6 Principles for Writing Historical Fiction | Jane Friedman

Research is one of the very first steps on your journey to becoming a historical fiction author. Here’s a safety warning: you’re about to dive down a whole load of research rabbit holes. From ancient cutlery to medieval agricultural techniques, there is a lot of stuff historical fiction writers need to know about. Secondary sources are your starting point, but primary sources, particularly letters, newspaper reports, and diaries are also vital.

Don’t be afraid to push the boat out and visit some archives, and, for that matter, do go and visit historical sites relevant to your story if you can. If you want to get really immersed, you can read the fiction of your period, cook the food, or even try and find authentic recreations (or possibly recordings, depending on the era) of the music.

Here’s the thing, though: you’re going to do all of this research, and then you need to discard 95 percent of it. Don’t actually delete your notes, obviously. What I mean is, only a very small fraction of your research should actually make it into your book. The sum total of your research will make the world you create feel real and authentic, and you need to deploy little details carefully and selectively to immerse the reader, but don’t be tempted to show off and dump everything you’ve learned onto the page. Otherwise you’ll end up with a dry tome of a history book, not an engaging historical novel.

via 6 Principles for Writing Historical Fiction | Jane Friedman

Reorganizing My Space


Hi, everyone. Like so many these days, our household is taking advantage of the shelter-in-place to reorganize. For the past week, the target was my office. To be honest, it’s been a disaster for a long time.

The first steps were to take everything off of the surfaces and the floor and move them out (whether in boxes or into the trash … as we did some of that on the fly). Then, everything was mopped down and washed. At long last, I moved my day job office materials from the dining room table to one work surface, and my personal set-up to the other. What you see above is the net result. Details of each set-up follow. While it’s a work-in-progress, I can at least now function properly … and have a deliberate separation between the day job and my own time.

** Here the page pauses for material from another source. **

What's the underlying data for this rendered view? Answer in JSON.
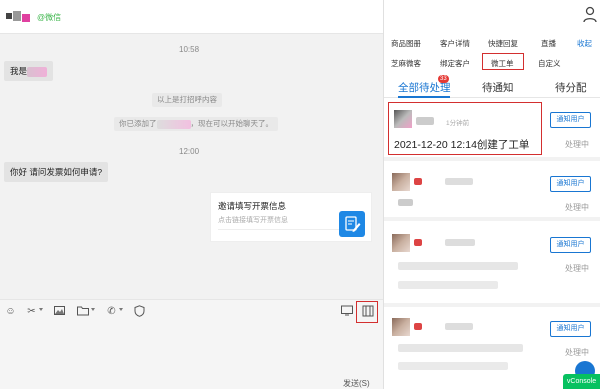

This is my “day job” set-up. Note that I still have some fun, personal items to keep it interesting.
This is the author side of the house. I’m still working on getting things exactly as I want them, but I can function now without feeling cramped.

Character, a deeper dive Part 2 | A Writer of History

How does an author reveal character? Through dialogue, events of the character’s past, through actions taken or not taken, through the opinions of others, through personality quirks and telling details. Even names can be revealing. Beyond these aspects, a character is what s/he wears, what they collection, what they read, the relationships they have, the possessions they collect or covet, how they spend their time and so on.

Furthermore, we can reveal character through what George calls the ‘external landscape of the person’ – looks, dress, home, vehicle, possessions, physicality. And through the ‘internal landscape of a person’: emotions, psyche, soul, wants, needs, reflections, speculations, obsessions, monologues, strengths and weaknesses. Similarly, the voice of a character is shaped by their education, position in society, personal and family history, prejudices, biases, inclinations, desires, belief system, purpose, and goals.

Character, a deeper dive Part 2 | A Writer of History

Character in Historical Fiction – a deeper dive | A Writer of History

Core need – the single need at the core of who a character is. “We’re born with them and during our lifetimes, we mold most of our behaviour to meet our core need. This is something essential to a person, an automatic striving within him that, when denied, results in whatever constitutes his psychopathology.” — Write Away by Elizabeth George

Some core needs are universal and irrespective of time period. The need to be loved, for example, or the need for a father’s approval. The desire for competence. Others may be influenced by time period or historical events shaping a particular era.

Character in Historical Fiction – a deeper dive | A Writer of History

RIP, John Lewis

Usually, I share a song on Mondays. I’ve been working my way through a little challenge series, and I would have been on #11. However, one of my heroes has passed away and I wanted to write about him. The problem is, I have yet to gather my thoughts into anything like coherence.

I learned that Rep. John Lewis had passed away while I was driving home from visiting my mom in Oregon. I drove down the freeway bawling my eyes out. This man literally put his life on the line for equality.

I lack his ministerial eloquence (I suspect most of us do). Here is a tiny snippet of who he was.

Rest in power, brother John.